[Start of Attachment]

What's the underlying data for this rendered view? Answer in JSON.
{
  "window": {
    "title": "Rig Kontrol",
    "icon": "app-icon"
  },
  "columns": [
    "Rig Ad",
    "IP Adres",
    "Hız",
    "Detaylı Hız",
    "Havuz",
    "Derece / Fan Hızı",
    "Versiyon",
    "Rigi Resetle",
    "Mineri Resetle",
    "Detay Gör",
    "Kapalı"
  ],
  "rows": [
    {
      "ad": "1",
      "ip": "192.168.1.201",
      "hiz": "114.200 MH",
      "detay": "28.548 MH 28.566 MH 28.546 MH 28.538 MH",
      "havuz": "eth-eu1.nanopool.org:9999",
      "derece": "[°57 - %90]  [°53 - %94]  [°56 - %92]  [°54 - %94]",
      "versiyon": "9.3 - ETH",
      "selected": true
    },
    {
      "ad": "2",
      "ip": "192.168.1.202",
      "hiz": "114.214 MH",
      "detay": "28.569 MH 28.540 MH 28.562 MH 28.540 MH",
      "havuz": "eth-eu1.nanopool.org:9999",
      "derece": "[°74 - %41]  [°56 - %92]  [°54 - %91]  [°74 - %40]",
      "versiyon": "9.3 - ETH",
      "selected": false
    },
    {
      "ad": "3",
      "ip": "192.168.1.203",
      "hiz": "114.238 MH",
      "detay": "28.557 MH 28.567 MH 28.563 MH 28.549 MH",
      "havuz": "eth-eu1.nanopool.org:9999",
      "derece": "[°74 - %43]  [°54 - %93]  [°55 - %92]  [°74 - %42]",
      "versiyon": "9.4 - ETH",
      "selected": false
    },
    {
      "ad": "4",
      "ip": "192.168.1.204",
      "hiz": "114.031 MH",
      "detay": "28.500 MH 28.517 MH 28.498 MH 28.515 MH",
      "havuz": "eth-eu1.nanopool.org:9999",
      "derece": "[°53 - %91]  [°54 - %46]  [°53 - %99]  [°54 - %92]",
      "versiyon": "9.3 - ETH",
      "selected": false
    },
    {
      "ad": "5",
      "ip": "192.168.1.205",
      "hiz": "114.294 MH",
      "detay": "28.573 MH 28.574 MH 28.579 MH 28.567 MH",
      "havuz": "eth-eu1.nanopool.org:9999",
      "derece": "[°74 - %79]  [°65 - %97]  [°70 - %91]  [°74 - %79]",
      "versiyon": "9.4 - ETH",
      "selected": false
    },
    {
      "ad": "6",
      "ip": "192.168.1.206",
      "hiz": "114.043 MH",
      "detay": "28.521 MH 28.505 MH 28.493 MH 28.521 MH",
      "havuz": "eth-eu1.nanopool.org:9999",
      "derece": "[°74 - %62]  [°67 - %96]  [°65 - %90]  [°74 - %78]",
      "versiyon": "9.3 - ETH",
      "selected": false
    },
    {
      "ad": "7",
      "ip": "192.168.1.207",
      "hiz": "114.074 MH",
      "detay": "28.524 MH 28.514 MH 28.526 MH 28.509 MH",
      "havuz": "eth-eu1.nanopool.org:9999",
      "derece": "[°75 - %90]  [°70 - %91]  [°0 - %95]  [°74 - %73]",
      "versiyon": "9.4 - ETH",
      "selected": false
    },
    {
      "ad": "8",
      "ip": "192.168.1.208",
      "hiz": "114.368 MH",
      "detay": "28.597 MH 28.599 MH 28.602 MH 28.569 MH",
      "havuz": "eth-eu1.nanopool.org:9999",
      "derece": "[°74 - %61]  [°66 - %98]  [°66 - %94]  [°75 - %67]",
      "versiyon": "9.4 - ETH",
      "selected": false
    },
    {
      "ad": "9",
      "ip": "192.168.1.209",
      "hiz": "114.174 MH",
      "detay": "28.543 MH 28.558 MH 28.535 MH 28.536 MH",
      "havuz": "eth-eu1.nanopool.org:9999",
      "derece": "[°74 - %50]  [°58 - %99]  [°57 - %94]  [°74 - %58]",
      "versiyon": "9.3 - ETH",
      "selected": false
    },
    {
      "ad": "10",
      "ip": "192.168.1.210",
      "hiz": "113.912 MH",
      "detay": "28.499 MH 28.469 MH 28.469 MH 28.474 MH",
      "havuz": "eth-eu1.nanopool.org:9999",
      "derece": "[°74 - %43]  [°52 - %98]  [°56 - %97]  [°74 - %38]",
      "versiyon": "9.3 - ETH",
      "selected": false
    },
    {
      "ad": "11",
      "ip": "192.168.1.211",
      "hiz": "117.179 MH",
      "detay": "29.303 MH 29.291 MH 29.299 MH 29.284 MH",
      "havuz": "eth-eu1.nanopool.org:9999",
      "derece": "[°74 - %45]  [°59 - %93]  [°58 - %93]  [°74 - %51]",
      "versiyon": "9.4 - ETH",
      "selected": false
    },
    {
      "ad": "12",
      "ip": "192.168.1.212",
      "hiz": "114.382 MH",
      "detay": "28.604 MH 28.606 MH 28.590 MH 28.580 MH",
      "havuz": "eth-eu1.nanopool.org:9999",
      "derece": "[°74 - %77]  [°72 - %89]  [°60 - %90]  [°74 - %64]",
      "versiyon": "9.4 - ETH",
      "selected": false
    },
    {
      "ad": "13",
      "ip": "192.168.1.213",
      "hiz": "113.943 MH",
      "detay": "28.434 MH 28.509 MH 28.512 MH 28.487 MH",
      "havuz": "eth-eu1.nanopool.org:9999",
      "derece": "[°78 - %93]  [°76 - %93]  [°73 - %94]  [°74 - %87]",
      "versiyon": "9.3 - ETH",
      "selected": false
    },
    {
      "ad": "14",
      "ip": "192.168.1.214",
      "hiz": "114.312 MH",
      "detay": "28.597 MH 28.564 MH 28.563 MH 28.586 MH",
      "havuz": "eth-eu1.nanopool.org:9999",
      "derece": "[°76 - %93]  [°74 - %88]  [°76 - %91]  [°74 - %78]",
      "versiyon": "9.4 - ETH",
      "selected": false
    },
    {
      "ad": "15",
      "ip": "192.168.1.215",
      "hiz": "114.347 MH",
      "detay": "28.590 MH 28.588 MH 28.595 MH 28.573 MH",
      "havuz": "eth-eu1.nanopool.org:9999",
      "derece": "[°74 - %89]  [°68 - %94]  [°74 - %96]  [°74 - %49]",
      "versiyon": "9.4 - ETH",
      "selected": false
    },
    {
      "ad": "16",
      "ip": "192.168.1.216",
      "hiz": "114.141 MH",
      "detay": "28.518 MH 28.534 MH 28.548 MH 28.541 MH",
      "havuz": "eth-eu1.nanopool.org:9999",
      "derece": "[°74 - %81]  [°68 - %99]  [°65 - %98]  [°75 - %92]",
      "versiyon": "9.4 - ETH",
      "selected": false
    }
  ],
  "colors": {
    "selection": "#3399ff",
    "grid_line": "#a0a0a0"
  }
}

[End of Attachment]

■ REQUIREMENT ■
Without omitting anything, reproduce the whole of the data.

■ SOLUTION TO THE EXERCISE ■
What's the underlying data for this rendered view? Answer in JSON.
{
  "window": {
    "title": "Rig Kontrol",
    "icon": "app-icon"
  },
  "columns": [
    "Rig Ad",
    "IP Adres",
    "Hız",
    "Detaylı Hız",
    "Havuz",
    "Derece / Fan Hızı",
    "Versiyon",
    "Rigi Resetle",
    "Mineri Resetle",
    "Detay Gör",
    "Kapalı"
  ],
  "rows": [
    {
      "ad": "1",
      "ip": "192.168.1.201",
      "hiz": "114.200 MH",
      "detay": "28.548 MH 28.566 MH 28.546 MH 28.538 MH",
      "havuz": "eth-eu1.nanopool.org:9999",
      "derece": "[°57 - %90]  [°53 - %94]  [°56 - %92]  [°54 - %94]",
      "versiyon": "9.3 - ETH",
      "selected": true
    },
    {
      "ad": "2",
      "ip": "192.168.1.202",
      "hiz": "114.214 MH",
      "detay": "28.569 MH 28.540 MH 28.562 MH 28.540 MH",
      "havuz": "eth-eu1.nanopool.org:9999",
      "derece": "[°74 - %41]  [°56 - %92]  [°54 - %91]  [°74 - %40]",
      "versiyon": "9.3 - ETH",
      "selected": false
    },
    {
      "ad": "3",
      "ip": "192.168.1.203",
      "hiz": "114.238 MH",
      "detay": "28.557 MH 28.567 MH 28.563 MH 28.549 MH",
      "havuz": "eth-eu1.nanopool.org:9999",
      "derece": "[°74 - %43]  [°54 - %93]  [°55 - %92]  [°74 - %42]",
      "versiyon": "9.4 - ETH",
      "selected": false
    },
    {
      "ad": "4",
      "ip": "192.168.1.204",
      "hiz": "114.031 MH",
      "detay": "28.500 MH 28.517 MH 28.498 MH 28.515 MH",
      "havuz": "eth-eu1.nanopool.org:9999",
      "derece": "[°53 - %91]  [°54 - %46]  [°53 - %99]  [°54 - %92]",
      "versiyon": "9.3 - ETH",
      "selected": false
    },
    {
      "ad": "5",
      "ip": "192.168.1.205",
      "hiz": "114.294 MH",
      "detay": "28.573 MH 28.574 MH 28.579 MH 28.567 MH",
      "havuz": "eth-eu1.nanopool.org:9999",
      "derece": "[°74 - %79]  [°65 - %97]  [°70 - %91]  [°74 - %79]",
      "versiyon": "9.4 - ETH",
      "selected": false
    },
    {
      "ad": "6",
      "ip": "192.168.1.206",
      "hiz": "114.043 MH",
      "detay": "28.521 MH 28.505 MH 28.493 MH 28.521 MH",
      "havuz": "eth-eu1.nanopool.org:9999",
      "derece": "[°74 - %62]  [°67 - %96]  [°65 - %90]  [°74 - %78]",
      "versiyon": "9.3 - ETH",
      "selected": false
    },
    {
      "ad": "7",
      "ip": "192.168.1.207",
      "hiz": "114.074 MH",
      "detay": "28.524 MH 28.514 MH 28.526 MH 28.509 MH",
      "havuz": "eth-eu1.nanopool.org:9999",
      "derece": "[°75 - %90]  [°70 - %91]  [°0 - %95]  [°74 - %73]",
      "versiyon": "9.4 - ETH",
      "selected": false
    },
    {
      "ad": "8",
      "ip": "192.168.1.208",
      "hiz": "114.368 MH",
      "detay": "28.597 MH 28.599 MH 28.602 MH 28.569 MH",
      "havuz": "eth-eu1.nanopool.org:9999",
      "derece": "[°74 - %61]  [°66 - %98]  [°66 - %94]  [°75 - %67]",
      "versiyon": "9.4 - ETH",
      "selected": false
    },
    {
      "ad": "9",
      "ip": "192.168.1.209",
      "hiz": "114.174 MH",
      "detay": "28.543 MH 28.558 MH 28.535 MH 28.536 MH",
      "havuz": "eth-eu1.nanopool.org:9999",
      "derece": "[°74 - %50]  [°58 - %99]  [°57 - %94]  [°74 - %58]",
      "versiyon": "9.3 - ETH",
      "selected": false
    },
    {
      "ad": "10",
      "ip": "192.168.1.210",
      "hiz": "113.912 MH",
      "detay": "28.499 MH 28.469 MH 28.469 MH 28.474 MH",
      "havuz": "eth-eu1.nanopool.org:9999",
      "derece": "[°74 - %43]  [°52 - %98]  [°56 - %97]  [°74 - %38]",
      "versiyon": "9.3 - ETH",
      "selected": false
    },
    {
      "ad": "11",
      "ip": "192.168.1.211",
      "hiz": "117.179 MH",
      "detay": "29.303 MH 29.291 MH 29.299 MH 29.284 MH",
      "havuz": "eth-eu1.nanopool.org:9999",
      "derece": "[°74 - %45]  [°59 - %93]  [°58 - %93]  [°74 - %51]",
      "versiyon": "9.4 - ETH",
      "selected": false
    },
    {
      "ad": "12",
      "ip": "192.168.1.212",
      "hiz": "114.382 MH",
      "detay": "28.604 MH 28.606 MH 28.590 MH 28.580 MH",
      "havuz": "eth-eu1.nanopool.org:9999",
      "derece": "[°74 - %77]  [°72 - %89]  [°60 - %90]  [°74 - %64]",
      "versiyon": "9.4 - ETH",
      "selected": false
    },
    {
      "ad": "13",
      "ip": "192.168.1.213",
      "hiz": "113.943 MH",
      "detay": "28.434 MH 28.509 MH 28.512 MH 28.487 MH",
      "havuz": "eth-eu1.nanopool.org:9999",
      "derece": "[°78 - %93]  [°76 - %93]  [°73 - %94]  [°74 - %87]",
      "versiyon": "9.3 - ETH",
      "selected": false
    },
    {
      "ad": "14",
      "ip": "192.168.1.214",
      "hiz": "114.312 MH",
      "detay": "28.597 MH 28.564 MH 28.563 MH 28.586 MH",
      "havuz": "eth-eu1.nanopool.org:9999",
      "derece": "[°76 - %93]  [°74 - %88]  [°76 - %91]  [°74 - %78]",
      "versiyon": "9.4 - ETH",
      "selected": false
    },
    {
      "ad": "15",
      "ip": "192.168.1.215",
      "hiz": "114.347 MH",
      "detay": "28.590 MH 28.588 MH 28.595 MH 28.573 MH",
      "havuz": "eth-eu1.nanopool.org:9999",
      "derece": "[°74 - %89]  [°68 - %94]  [°74 - %96]  [°74 - %49]",
      "versiyon": "9.4 - ETH",
      "selected": false
    },
    {
      "ad": "16",
      "ip": "192.168.1.216",
      "hiz": "114.141 MH",
      "detay": "28.518 MH 28.534 MH 28.548 MH 28.541 MH",
      "havuz": "eth-eu1.nanopool.org:9999",
      "derece": "[°74 - %81]  [°68 - %99]  [°65 - %98]  [°75 - %92]",
      "versiyon": "9.4 - ETH",
      "selected": false
    }
  ],
  "colors": {
    "selection": "#3399ff",
    "grid_line": "#a0a0a0"
  }
}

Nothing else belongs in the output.